Suffolk Libraries Consultation “The only thing that was clear was the lack of clarity,”
|Theo Clarke, Chantry and Stoke (Ipswich) |
Later a County Council spokesperson told the EADT:“We heard one day the libraries were closing, the next they were saved, and then that they were threatened again.
The only thing that was clear was the lack of clarity"
“Our directors have an open door policy, especially when it comes to important matters involving staff.
“We are therefore very surprised that the manager in question has not used the opportunity to raise any issues until now. We want our staff to be part of the work we’re doing to build a library service fit for the future.’’
However library staff that have spoken to me over the past six months have said much the same as Theo and after his comments all staff I spoke to strongly supported what he said. Many staff are still afraid to speak out in public for fear of the consequences and praised Theo for speaking up for them.
At the start of the meeting it became clear that discussion of flaws in the consultation process would be discouraged which was disappointing to campaigners and members of the public who had come to raise such concerns. However in fact the meeting did end up discussing the consultation.
There were common themes in evidence given by the 5 people (including myself) asked to give evidence and from the public gallery in a meeting very well chaired by Colin Hart the new Scrutiny Chairman. He gave a fair opportunity for public comment and stopped the cabinet members (other than of course the portfolio holder) that for some reason decided to come and sit in the public gallery from speaking too much and dominating a meeting that is supposed to be holding their decisions to account.
I had earlier described how the consultation process felt like a "gun to the head" of local communities with the message that we either ran our library or it had to close and this view was shared by most people who spoke with the notable exception of a representative from Aldeburgh who sounded like he had been dealing with a different County Council. There were also numerous complaints about the reliability of the data and the scope of the consultation.
I described the situation in Stradbroke where we raise £26 000 a year in parish precept yet the library costs £70 000 to run. Cllr Eddy Alcock said the situation was almost the same in Debenham and even Aldeburgh said they would need substantial ongoing public funds to run their library. The idea that libraries could be run at zero cost by big society fairies seems to have been completely abandoned.
I raised the issue of "double taxation" and this seemed to resonate with the Committee. Double taxation is when some people end up paying twice for the same service particularly when others do not - so for example if we in Stradbroke have to raise our parish precept (which is just part of the Council Tax) to pay for our library but maybe in Bury St Edmunds the County continue to pay for the service. Stradbroke residents would then be subject to "double taxation" as we are still paying for a County library service we wouldn't be able to use as well as the local service.
Later in the meeting we heard more from Judy Terry about her plans for a "Community Interest Company" or some form of social enterprise as it is now described. It was clear this would be an arms-length organisation providing central services such as books an IT to all libraries and also distributing a budget to each library.

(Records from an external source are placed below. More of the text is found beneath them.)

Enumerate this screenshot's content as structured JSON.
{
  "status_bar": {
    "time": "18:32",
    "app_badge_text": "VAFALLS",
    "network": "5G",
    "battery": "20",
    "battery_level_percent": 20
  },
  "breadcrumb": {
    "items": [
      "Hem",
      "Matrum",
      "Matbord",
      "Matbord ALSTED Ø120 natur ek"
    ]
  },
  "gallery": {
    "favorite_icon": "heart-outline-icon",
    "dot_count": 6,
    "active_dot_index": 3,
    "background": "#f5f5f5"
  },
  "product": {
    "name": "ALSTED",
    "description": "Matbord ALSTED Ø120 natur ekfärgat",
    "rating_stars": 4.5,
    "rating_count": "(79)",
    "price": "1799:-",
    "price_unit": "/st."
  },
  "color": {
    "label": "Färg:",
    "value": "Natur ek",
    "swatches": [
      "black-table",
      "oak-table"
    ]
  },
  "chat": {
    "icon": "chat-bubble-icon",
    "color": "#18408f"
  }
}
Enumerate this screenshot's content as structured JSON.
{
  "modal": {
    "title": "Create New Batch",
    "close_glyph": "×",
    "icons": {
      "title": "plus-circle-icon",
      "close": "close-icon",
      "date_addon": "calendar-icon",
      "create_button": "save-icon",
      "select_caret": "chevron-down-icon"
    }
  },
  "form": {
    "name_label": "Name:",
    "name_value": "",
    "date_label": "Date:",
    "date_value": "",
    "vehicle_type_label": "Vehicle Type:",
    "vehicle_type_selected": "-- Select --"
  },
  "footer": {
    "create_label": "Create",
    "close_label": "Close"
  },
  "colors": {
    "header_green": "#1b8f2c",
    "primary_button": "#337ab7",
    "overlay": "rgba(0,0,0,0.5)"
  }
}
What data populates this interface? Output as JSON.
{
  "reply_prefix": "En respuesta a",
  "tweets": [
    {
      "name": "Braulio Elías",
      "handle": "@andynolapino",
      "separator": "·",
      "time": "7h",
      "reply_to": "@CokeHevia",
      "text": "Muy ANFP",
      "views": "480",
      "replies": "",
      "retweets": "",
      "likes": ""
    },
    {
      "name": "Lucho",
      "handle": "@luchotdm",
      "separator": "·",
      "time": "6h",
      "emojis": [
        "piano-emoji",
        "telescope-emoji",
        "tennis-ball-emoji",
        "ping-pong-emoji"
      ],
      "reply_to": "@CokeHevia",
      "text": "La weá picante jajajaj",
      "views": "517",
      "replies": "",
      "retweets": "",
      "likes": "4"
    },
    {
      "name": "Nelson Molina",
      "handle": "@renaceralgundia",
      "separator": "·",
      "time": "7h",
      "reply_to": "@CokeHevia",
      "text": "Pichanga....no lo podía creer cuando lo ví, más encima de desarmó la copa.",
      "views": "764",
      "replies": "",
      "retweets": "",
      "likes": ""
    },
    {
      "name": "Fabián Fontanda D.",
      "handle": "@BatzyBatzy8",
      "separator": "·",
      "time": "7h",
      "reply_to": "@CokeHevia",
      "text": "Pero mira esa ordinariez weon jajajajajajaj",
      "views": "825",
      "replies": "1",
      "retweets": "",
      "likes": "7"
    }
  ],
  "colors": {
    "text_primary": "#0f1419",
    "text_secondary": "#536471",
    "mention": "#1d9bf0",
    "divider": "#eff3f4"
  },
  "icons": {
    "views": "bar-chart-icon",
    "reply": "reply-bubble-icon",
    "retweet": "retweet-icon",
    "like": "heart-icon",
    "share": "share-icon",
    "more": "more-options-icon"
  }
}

In response to questions to Judy Terry it was very clear that these plans are very much at an outline stage although she promised full details would be published with the Cabinet Papers on 7 July. Somebody has a lot of work to do before then not least to explain why such an arms length organisation is needed at all and just what the benefit will be to running the service in-house.
Mark Bee promised the details of the CIC would be released within two weeks on 15 May on BBC Radio Suffolk but halfway through June not only have the details not been released but it is clear that plans are not yet ready to be released.
|Library Campaigners outside Endeavour House|
I think the Scrutiny Committee did its best within its terms of reference but many campaigners left frustrated and confused as yet again policy seemed to be being made on the hoof. As we left I heard an opposition member of the Committee say "they are making it up as they go along" and this still does seem to be the case.